[Entries from a dataset of interfaces]
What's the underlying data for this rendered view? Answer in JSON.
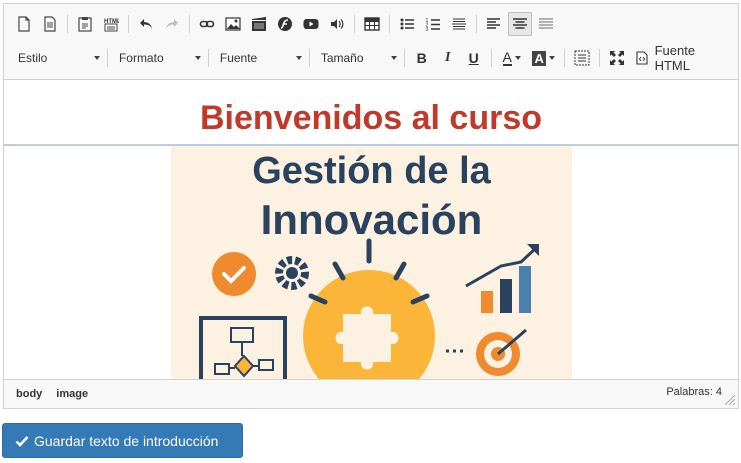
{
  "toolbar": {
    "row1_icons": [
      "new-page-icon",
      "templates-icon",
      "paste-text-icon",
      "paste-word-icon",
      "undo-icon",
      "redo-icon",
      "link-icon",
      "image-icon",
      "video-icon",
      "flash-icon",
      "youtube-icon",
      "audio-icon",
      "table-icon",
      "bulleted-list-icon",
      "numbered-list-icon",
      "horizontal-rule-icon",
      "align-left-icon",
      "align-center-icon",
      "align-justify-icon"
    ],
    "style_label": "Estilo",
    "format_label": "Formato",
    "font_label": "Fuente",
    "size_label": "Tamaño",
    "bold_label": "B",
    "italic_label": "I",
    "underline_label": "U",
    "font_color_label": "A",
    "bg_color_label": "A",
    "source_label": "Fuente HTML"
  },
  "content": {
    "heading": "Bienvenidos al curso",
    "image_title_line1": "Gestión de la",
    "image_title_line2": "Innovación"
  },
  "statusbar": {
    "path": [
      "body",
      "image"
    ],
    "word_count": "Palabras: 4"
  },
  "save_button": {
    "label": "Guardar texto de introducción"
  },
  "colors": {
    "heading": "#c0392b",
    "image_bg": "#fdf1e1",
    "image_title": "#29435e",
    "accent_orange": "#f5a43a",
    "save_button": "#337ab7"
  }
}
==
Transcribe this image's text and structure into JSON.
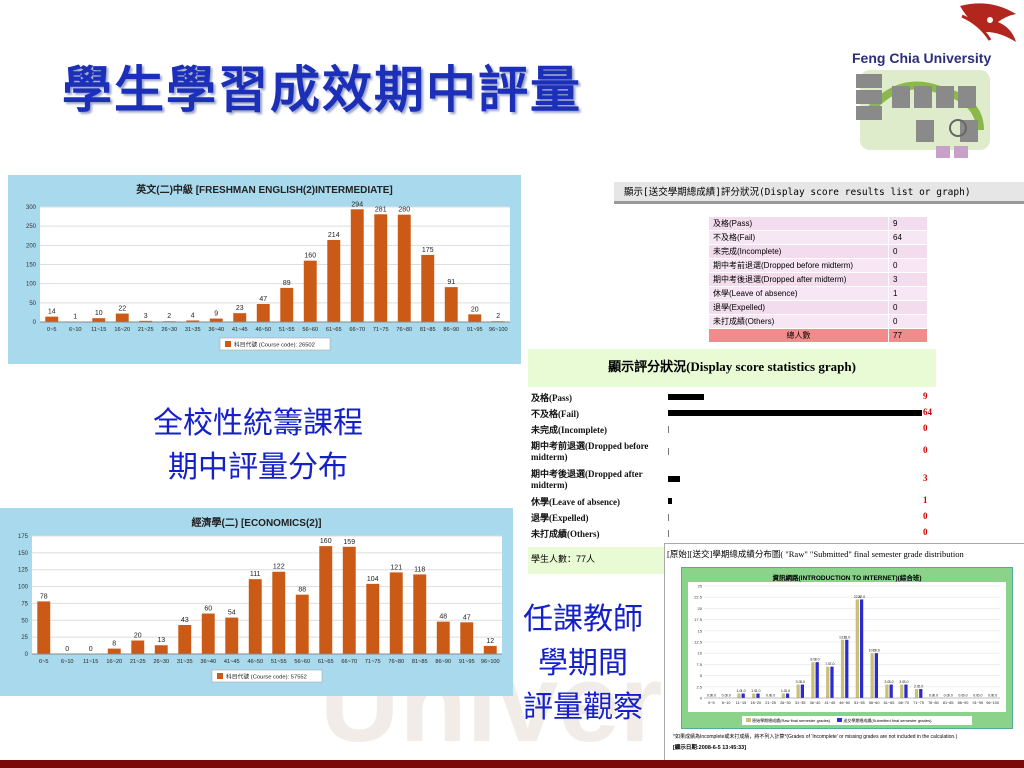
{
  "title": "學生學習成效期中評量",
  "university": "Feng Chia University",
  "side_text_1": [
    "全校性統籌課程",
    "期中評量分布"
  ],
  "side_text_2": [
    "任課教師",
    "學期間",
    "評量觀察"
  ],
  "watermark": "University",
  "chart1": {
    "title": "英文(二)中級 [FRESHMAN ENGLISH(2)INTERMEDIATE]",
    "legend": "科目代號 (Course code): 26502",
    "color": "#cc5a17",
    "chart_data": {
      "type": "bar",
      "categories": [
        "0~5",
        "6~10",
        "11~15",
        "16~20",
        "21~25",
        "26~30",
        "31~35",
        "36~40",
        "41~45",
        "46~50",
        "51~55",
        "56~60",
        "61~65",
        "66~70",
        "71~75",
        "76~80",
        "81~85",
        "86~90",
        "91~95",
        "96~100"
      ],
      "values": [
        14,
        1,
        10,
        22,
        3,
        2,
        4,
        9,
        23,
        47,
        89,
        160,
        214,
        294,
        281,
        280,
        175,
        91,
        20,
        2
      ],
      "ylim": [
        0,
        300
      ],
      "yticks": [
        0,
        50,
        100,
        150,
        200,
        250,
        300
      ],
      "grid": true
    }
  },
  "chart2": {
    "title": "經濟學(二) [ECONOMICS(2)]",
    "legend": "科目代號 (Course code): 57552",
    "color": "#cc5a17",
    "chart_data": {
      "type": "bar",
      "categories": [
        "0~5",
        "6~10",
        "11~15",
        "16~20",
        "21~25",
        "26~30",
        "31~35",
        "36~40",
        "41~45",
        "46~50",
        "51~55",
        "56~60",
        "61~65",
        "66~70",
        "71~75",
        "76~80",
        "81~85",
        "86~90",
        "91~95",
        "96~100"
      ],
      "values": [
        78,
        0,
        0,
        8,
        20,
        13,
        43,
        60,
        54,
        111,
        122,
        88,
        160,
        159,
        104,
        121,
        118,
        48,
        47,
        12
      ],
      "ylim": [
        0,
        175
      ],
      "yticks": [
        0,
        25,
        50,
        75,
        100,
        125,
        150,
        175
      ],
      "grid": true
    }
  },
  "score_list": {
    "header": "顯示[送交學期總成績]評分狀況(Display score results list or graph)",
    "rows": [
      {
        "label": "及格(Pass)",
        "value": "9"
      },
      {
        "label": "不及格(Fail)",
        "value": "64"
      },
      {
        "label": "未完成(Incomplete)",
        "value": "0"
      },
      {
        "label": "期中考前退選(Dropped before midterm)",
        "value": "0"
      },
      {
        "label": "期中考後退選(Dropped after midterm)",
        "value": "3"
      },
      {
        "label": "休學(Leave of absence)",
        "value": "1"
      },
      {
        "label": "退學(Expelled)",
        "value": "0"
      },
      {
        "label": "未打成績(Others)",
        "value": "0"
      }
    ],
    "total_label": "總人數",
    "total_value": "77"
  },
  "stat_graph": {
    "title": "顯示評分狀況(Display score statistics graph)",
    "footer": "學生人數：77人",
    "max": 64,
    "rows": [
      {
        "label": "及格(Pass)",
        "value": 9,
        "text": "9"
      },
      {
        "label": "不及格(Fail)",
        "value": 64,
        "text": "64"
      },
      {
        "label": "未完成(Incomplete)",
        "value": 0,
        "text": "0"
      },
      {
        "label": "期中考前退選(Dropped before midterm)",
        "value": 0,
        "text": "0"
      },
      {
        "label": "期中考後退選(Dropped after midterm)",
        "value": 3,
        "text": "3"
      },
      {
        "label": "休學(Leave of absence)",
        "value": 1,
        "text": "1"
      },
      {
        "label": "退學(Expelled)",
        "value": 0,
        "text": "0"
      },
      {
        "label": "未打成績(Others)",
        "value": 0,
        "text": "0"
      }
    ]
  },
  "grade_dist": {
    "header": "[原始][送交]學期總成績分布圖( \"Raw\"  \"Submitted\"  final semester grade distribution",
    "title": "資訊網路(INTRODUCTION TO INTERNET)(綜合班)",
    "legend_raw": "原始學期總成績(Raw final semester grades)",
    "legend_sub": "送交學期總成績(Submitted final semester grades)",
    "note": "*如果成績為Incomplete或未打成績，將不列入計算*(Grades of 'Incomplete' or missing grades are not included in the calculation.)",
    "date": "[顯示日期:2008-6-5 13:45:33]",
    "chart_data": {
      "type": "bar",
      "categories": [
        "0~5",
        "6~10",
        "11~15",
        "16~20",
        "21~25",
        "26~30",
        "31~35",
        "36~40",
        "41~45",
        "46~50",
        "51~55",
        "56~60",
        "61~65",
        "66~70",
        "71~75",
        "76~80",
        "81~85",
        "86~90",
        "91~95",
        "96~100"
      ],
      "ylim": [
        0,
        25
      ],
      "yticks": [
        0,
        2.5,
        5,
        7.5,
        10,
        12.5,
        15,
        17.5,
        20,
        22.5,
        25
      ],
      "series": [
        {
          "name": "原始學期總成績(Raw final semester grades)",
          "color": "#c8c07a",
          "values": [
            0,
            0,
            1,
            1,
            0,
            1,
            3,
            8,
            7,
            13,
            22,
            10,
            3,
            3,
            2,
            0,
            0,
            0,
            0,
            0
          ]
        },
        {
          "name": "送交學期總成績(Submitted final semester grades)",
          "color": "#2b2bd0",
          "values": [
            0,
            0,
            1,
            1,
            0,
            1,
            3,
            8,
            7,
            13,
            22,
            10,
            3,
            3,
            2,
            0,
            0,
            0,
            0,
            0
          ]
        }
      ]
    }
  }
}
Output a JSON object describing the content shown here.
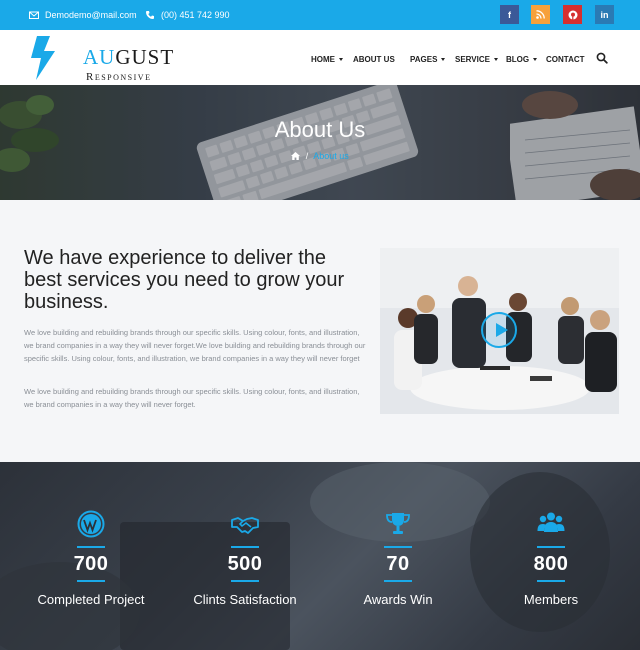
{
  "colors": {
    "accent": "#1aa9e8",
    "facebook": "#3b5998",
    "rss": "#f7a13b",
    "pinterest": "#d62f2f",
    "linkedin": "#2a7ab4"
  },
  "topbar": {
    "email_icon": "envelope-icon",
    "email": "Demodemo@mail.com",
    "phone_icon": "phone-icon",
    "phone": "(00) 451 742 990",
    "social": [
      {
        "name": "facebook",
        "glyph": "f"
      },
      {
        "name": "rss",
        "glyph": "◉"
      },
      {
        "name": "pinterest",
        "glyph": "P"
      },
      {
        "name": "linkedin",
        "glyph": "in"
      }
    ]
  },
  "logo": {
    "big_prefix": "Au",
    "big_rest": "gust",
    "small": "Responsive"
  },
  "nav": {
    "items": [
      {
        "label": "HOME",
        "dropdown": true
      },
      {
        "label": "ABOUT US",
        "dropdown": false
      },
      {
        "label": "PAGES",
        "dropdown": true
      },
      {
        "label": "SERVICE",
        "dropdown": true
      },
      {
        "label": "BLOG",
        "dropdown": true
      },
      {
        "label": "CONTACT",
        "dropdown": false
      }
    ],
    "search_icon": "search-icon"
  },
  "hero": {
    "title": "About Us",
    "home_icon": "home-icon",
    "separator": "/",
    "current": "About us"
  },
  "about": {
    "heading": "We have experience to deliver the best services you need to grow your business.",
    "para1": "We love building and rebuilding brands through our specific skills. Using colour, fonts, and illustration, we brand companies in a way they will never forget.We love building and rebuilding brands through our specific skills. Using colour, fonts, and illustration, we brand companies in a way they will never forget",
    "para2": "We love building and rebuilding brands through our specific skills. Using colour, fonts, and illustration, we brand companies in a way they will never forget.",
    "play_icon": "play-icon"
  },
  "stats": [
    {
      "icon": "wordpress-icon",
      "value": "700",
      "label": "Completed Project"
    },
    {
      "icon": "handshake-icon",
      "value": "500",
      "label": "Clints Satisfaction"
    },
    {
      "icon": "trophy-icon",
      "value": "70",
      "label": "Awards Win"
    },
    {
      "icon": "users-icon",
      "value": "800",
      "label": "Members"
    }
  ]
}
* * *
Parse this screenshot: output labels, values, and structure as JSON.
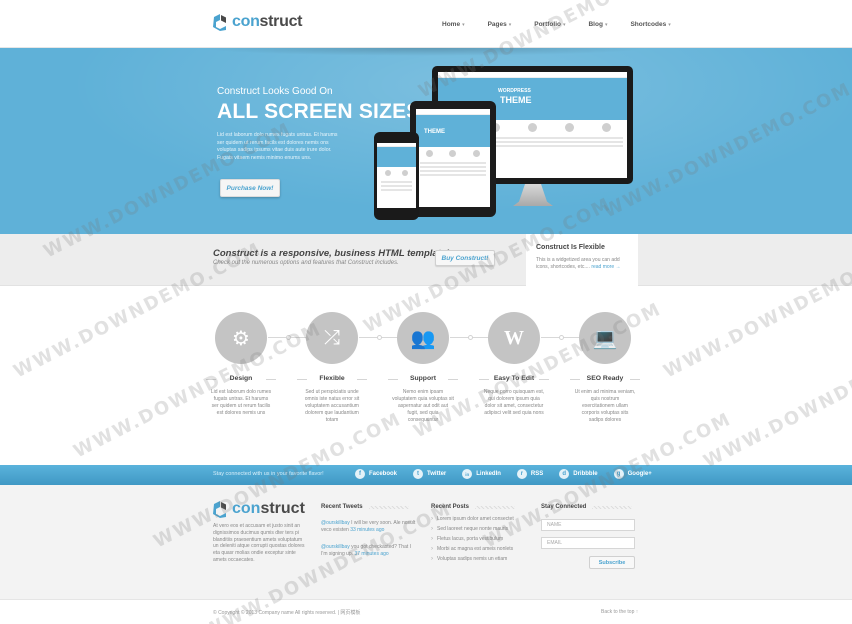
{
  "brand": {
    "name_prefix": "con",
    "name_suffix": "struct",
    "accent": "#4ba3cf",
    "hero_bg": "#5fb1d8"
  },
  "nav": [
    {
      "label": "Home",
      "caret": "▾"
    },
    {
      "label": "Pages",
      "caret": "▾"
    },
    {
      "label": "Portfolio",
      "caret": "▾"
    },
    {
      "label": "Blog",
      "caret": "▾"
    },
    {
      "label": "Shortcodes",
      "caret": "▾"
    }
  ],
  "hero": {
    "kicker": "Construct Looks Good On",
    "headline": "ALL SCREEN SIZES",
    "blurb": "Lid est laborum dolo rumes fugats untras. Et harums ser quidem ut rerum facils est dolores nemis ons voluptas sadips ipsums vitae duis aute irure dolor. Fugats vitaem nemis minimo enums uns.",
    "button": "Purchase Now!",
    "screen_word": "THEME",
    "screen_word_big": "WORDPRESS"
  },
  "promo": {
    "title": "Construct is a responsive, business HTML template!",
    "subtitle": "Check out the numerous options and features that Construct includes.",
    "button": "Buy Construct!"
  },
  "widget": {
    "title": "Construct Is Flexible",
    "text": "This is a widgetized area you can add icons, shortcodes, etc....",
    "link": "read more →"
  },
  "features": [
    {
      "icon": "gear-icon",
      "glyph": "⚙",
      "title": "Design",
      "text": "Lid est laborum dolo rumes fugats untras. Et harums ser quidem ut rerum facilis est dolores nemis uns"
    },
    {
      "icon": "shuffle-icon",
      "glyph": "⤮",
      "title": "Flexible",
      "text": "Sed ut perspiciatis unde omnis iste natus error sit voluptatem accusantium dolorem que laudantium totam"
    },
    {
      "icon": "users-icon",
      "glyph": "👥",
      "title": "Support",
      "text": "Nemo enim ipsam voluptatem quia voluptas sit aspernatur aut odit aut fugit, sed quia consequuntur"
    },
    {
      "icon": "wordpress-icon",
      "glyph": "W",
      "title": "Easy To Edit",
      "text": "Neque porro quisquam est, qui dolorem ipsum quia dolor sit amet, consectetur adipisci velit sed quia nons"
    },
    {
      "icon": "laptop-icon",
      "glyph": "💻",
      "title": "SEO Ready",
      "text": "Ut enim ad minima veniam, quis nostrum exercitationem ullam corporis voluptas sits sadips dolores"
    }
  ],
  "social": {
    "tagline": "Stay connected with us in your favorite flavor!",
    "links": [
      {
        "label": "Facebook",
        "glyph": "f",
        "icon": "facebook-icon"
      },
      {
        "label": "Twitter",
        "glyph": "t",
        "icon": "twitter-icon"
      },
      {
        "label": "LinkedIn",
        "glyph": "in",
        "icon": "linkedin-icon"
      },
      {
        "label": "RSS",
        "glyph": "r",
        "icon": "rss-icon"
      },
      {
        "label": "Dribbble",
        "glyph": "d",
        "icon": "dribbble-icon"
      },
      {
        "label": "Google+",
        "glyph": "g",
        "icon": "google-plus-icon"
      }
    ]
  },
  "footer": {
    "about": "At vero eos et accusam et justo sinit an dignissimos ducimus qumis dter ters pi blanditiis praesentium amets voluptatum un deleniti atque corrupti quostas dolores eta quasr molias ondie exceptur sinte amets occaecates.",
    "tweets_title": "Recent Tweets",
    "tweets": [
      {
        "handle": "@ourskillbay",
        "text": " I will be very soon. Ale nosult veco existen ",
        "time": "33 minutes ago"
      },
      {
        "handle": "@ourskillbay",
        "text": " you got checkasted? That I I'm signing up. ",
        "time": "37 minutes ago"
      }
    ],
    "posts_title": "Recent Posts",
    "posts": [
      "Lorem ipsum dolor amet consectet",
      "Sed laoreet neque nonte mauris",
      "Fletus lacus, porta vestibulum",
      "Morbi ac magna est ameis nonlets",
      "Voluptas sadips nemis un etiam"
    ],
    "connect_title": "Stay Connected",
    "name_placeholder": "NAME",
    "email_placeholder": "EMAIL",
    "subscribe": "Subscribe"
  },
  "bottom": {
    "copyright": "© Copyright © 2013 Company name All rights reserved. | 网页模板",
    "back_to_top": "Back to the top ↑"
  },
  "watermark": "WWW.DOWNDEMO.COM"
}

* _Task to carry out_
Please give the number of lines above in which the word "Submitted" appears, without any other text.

* _Answer to the problem_
3